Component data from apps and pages
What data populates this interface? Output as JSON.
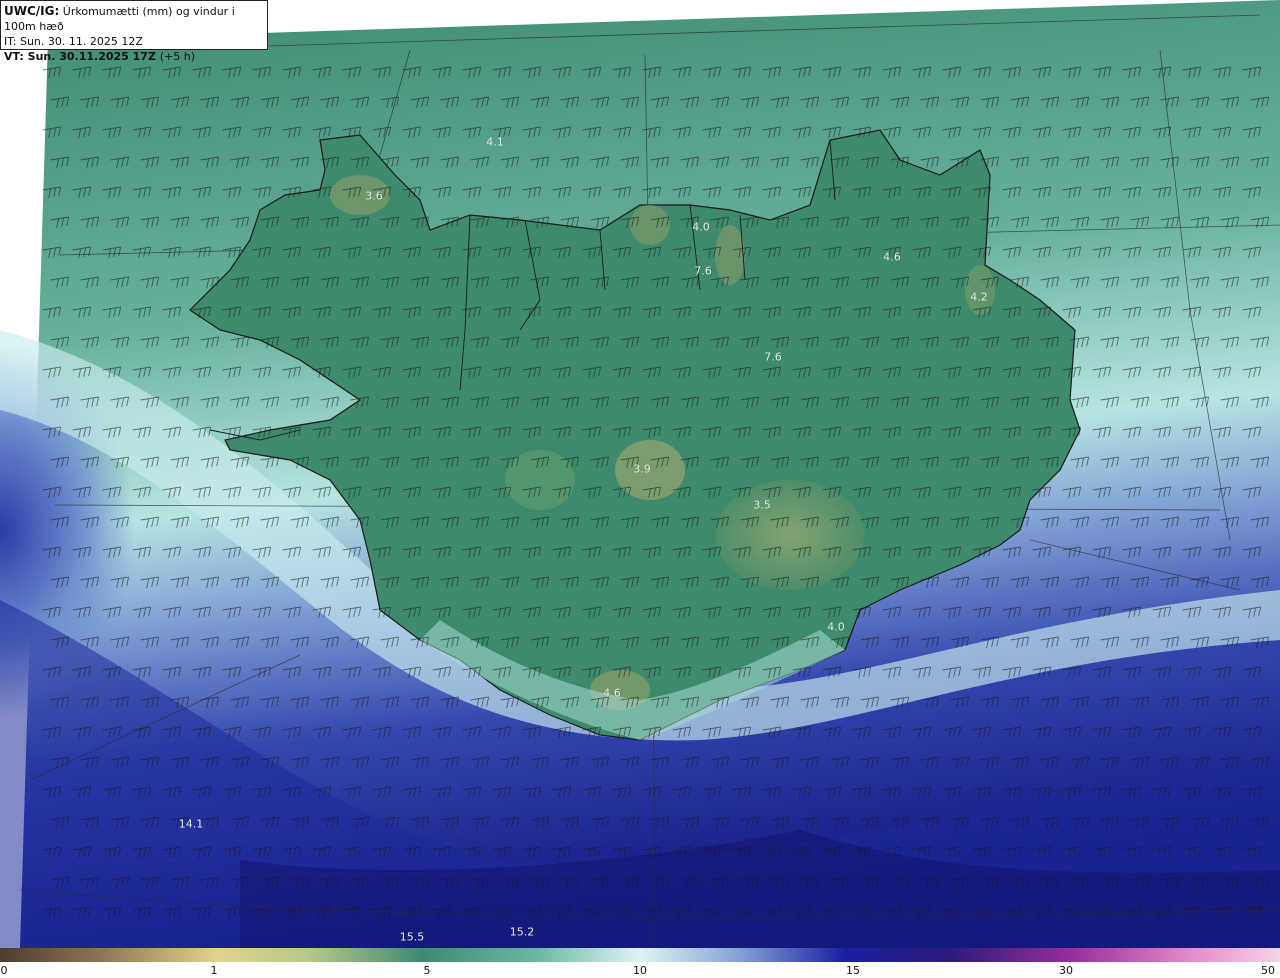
{
  "header": {
    "model": "UWC/IG:",
    "title": "Úrkomumætti (mm) og vindur i 100m hæð",
    "init_time": "IT: Sun. 30. 11. 2025 12Z",
    "valid_time": "VT: Sun. 30.11.2025 17Z",
    "lead": "(+5 h)"
  },
  "map_labels": [
    {
      "text": "4.1"
    },
    {
      "text": "3.6"
    },
    {
      "text": "4.0"
    },
    {
      "text": "7.6"
    },
    {
      "text": "4.6"
    },
    {
      "text": "4.2"
    },
    {
      "text": "7.6"
    },
    {
      "text": "3.9"
    },
    {
      "text": "3.5"
    },
    {
      "text": "4.0"
    },
    {
      "text": "4.6"
    },
    {
      "text": "14.1"
    },
    {
      "text": "15.5"
    },
    {
      "text": "15.2"
    }
  ],
  "colorbar": {
    "ticks": [
      "0",
      "1",
      "5",
      "10",
      "15",
      "30",
      "50"
    ],
    "colors": [
      "#5b4a3a",
      "#a48b5e",
      "#e0d48a",
      "#6ba37e",
      "#3f8a72",
      "#cfeff0",
      "#7b9bd0",
      "#1a1fa0",
      "#16166e",
      "#6a1f8a",
      "#e27fc0",
      "#f2c4e4"
    ]
  },
  "colors": {
    "ocean_deep": "#1c2a9c",
    "ocean_mid": "#6c86c8",
    "ocean_light": "#cdeef0",
    "sea_teal": "#5fae98",
    "land": "#3f8a6e",
    "highland": "#7e9a6a",
    "coast": "#1a1a1a"
  }
}
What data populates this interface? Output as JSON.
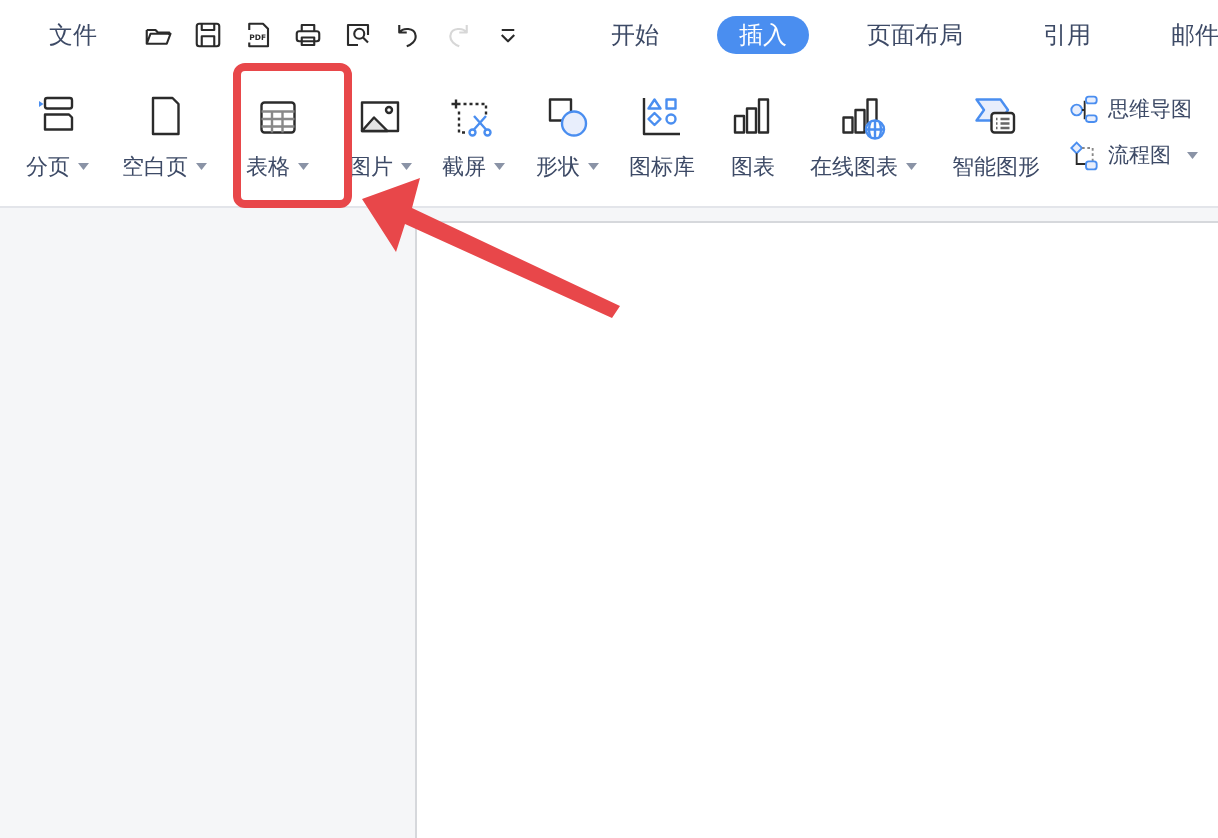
{
  "menu": {
    "label": "文件"
  },
  "quick_tools": [
    {
      "disabled": false
    },
    {
      "disabled": false
    },
    {
      "disabled": false,
      "label": "PDF"
    },
    {
      "disabled": false
    },
    {
      "disabled": false
    },
    {
      "disabled": false
    },
    {
      "disabled": true
    },
    {
      "disabled": false
    }
  ],
  "tabs": [
    {
      "label": "开始",
      "selected": false
    },
    {
      "label": "插入",
      "selected": true
    },
    {
      "label": "页面布局",
      "selected": false
    },
    {
      "label": "引用",
      "selected": false
    },
    {
      "label": "邮件",
      "selected": false
    }
  ],
  "ribbon": [
    {
      "kind": "large",
      "label": "分页",
      "dropdown": true,
      "highlighted": false
    },
    {
      "kind": "large",
      "label": "空白页",
      "dropdown": true,
      "highlighted": false
    },
    {
      "kind": "large",
      "label": "表格",
      "dropdown": true,
      "highlighted": true
    },
    {
      "kind": "large",
      "label": "图片",
      "dropdown": true,
      "highlighted": false
    },
    {
      "kind": "large",
      "label": "截屏",
      "dropdown": true,
      "highlighted": false
    },
    {
      "kind": "large",
      "label": "形状",
      "dropdown": true,
      "highlighted": false
    },
    {
      "kind": "large",
      "label": "图标库",
      "dropdown": false,
      "highlighted": false
    },
    {
      "kind": "large",
      "label": "图表",
      "dropdown": false,
      "highlighted": false
    },
    {
      "kind": "large",
      "label": "在线图表",
      "dropdown": true,
      "highlighted": false
    },
    {
      "kind": "large",
      "label": "智能图形",
      "dropdown": false,
      "highlighted": false
    }
  ],
  "small_tools": [
    {
      "label": "思维导图",
      "dropdown": false
    },
    {
      "label": "流程图",
      "dropdown": true
    }
  ]
}
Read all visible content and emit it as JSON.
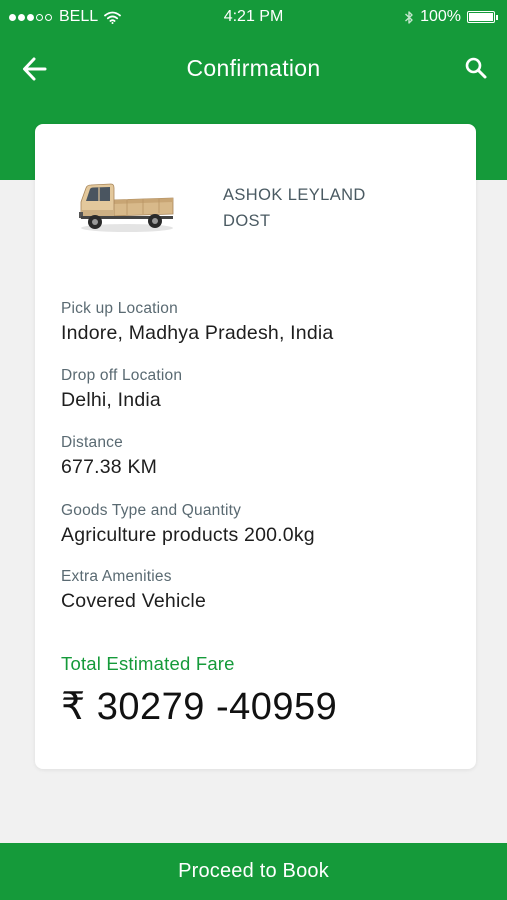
{
  "status_bar": {
    "carrier": "BELL",
    "time": "4:21 PM",
    "battery": "100%"
  },
  "header": {
    "title": "Confirmation",
    "back_icon": "arrow-left-icon",
    "search_icon": "search-icon"
  },
  "vehicle": {
    "name_line1": "ASHOK LEYLAND",
    "name_line2": "DOST",
    "image_icon": "pickup-truck-image"
  },
  "details": [
    {
      "label": "Pick up Location",
      "value": "Indore, Madhya Pradesh, India"
    },
    {
      "label": "Drop off Location",
      "value": "Delhi, India"
    },
    {
      "label": "Distance",
      "value": "677.38 KM"
    },
    {
      "label": "Goods Type and Quantity",
      "value": "Agriculture products 200.0kg"
    },
    {
      "label": "Extra Amenities",
      "value": "Covered Vehicle"
    }
  ],
  "fare": {
    "label": "Total Estimated Fare",
    "value": "₹ 30279 -40959"
  },
  "footer": {
    "proceed_label": "Proceed to Book"
  },
  "colors": {
    "brand_green": "#159a3a",
    "background": "#f1f1f1"
  }
}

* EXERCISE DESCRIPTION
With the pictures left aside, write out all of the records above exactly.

* ANSWER TO THIS EXERCISE
What data populates this interface? Output as JSON.
{
  "header": {
    "model": "UWC/IG:",
    "title": "Úrkomumætti (mm) og vindur i 100m hæð",
    "init_time": "IT: Sun. 30. 11. 2025 12Z",
    "valid_time": "VT: Sun. 30.11.2025 17Z",
    "lead": "(+5 h)"
  },
  "map_labels": [
    {
      "text": "4.1"
    },
    {
      "text": "3.6"
    },
    {
      "text": "4.0"
    },
    {
      "text": "7.6"
    },
    {
      "text": "4.6"
    },
    {
      "text": "4.2"
    },
    {
      "text": "7.6"
    },
    {
      "text": "3.9"
    },
    {
      "text": "3.5"
    },
    {
      "text": "4.0"
    },
    {
      "text": "4.6"
    },
    {
      "text": "14.1"
    },
    {
      "text": "15.5"
    },
    {
      "text": "15.2"
    }
  ],
  "colorbar": {
    "ticks": [
      "0",
      "1",
      "5",
      "10",
      "15",
      "30",
      "50"
    ],
    "colors": [
      "#5b4a3a",
      "#a48b5e",
      "#e0d48a",
      "#6ba37e",
      "#3f8a72",
      "#cfeff0",
      "#7b9bd0",
      "#1a1fa0",
      "#16166e",
      "#6a1f8a",
      "#e27fc0",
      "#f2c4e4"
    ]
  },
  "colors": {
    "ocean_deep": "#1c2a9c",
    "ocean_mid": "#6c86c8",
    "ocean_light": "#cdeef0",
    "sea_teal": "#5fae98",
    "land": "#3f8a6e",
    "highland": "#7e9a6a",
    "coast": "#1a1a1a"
  }
}
What data populates this interface? Output as JSON.
{
  "menu": {
    "label": "文件"
  },
  "quick_tools": [
    {
      "disabled": false
    },
    {
      "disabled": false
    },
    {
      "disabled": false,
      "label": "PDF"
    },
    {
      "disabled": false
    },
    {
      "disabled": false
    },
    {
      "disabled": false
    },
    {
      "disabled": true
    },
    {
      "disabled": false
    }
  ],
  "tabs": [
    {
      "label": "开始",
      "selected": false
    },
    {
      "label": "插入",
      "selected": true
    },
    {
      "label": "页面布局",
      "selected": false
    },
    {
      "label": "引用",
      "selected": false
    },
    {
      "label": "邮件",
      "selected": false
    }
  ],
  "ribbon": [
    {
      "kind": "large",
      "label": "分页",
      "dropdown": true,
      "highlighted": false
    },
    {
      "kind": "large",
      "label": "空白页",
      "dropdown": true,
      "highlighted": false
    },
    {
      "kind": "large",
      "label": "表格",
      "dropdown": true,
      "highlighted": true
    },
    {
      "kind": "large",
      "label": "图片",
      "dropdown": true,
      "highlighted": false
    },
    {
      "kind": "large",
      "label": "截屏",
      "dropdown": true,
      "highlighted": false
    },
    {
      "kind": "large",
      "label": "形状",
      "dropdown": true,
      "highlighted": false
    },
    {
      "kind": "large",
      "label": "图标库",
      "dropdown": false,
      "highlighted": false
    },
    {
      "kind": "large",
      "label": "图表",
      "dropdown": false,
      "highlighted": false
    },
    {
      "kind": "large",
      "label": "在线图表",
      "dropdown": true,
      "highlighted": false
    },
    {
      "kind": "large",
      "label": "智能图形",
      "dropdown": false,
      "highlighted": false
    }
  ],
  "small_tools": [
    {
      "label": "思维导图",
      "dropdown": false
    },
    {
      "label": "流程图",
      "dropdown": true
    }
  ]
}
Read all visible content and emit it as JSON.
{
  "status_bar": {
    "carrier": "BELL",
    "time": "4:21 PM",
    "battery": "100%"
  },
  "header": {
    "title": "Confirmation",
    "back_icon": "arrow-left-icon",
    "search_icon": "search-icon"
  },
  "vehicle": {
    "name_line1": "ASHOK LEYLAND",
    "name_line2": "DOST",
    "image_icon": "pickup-truck-image"
  },
  "details": [
    {
      "label": "Pick up Location",
      "value": "Indore, Madhya Pradesh, India"
    },
    {
      "label": "Drop off Location",
      "value": "Delhi, India"
    },
    {
      "label": "Distance",
      "value": "677.38 KM"
    },
    {
      "label": "Goods Type and Quantity",
      "value": "Agriculture products 200.0kg"
    },
    {
      "label": "Extra Amenities",
      "value": "Covered Vehicle"
    }
  ],
  "fare": {
    "label": "Total Estimated Fare",
    "value": "₹ 30279 -40959"
  },
  "footer": {
    "proceed_label": "Proceed to Book"
  },
  "colors": {
    "brand_green": "#159a3a",
    "background": "#f1f1f1"
  }
}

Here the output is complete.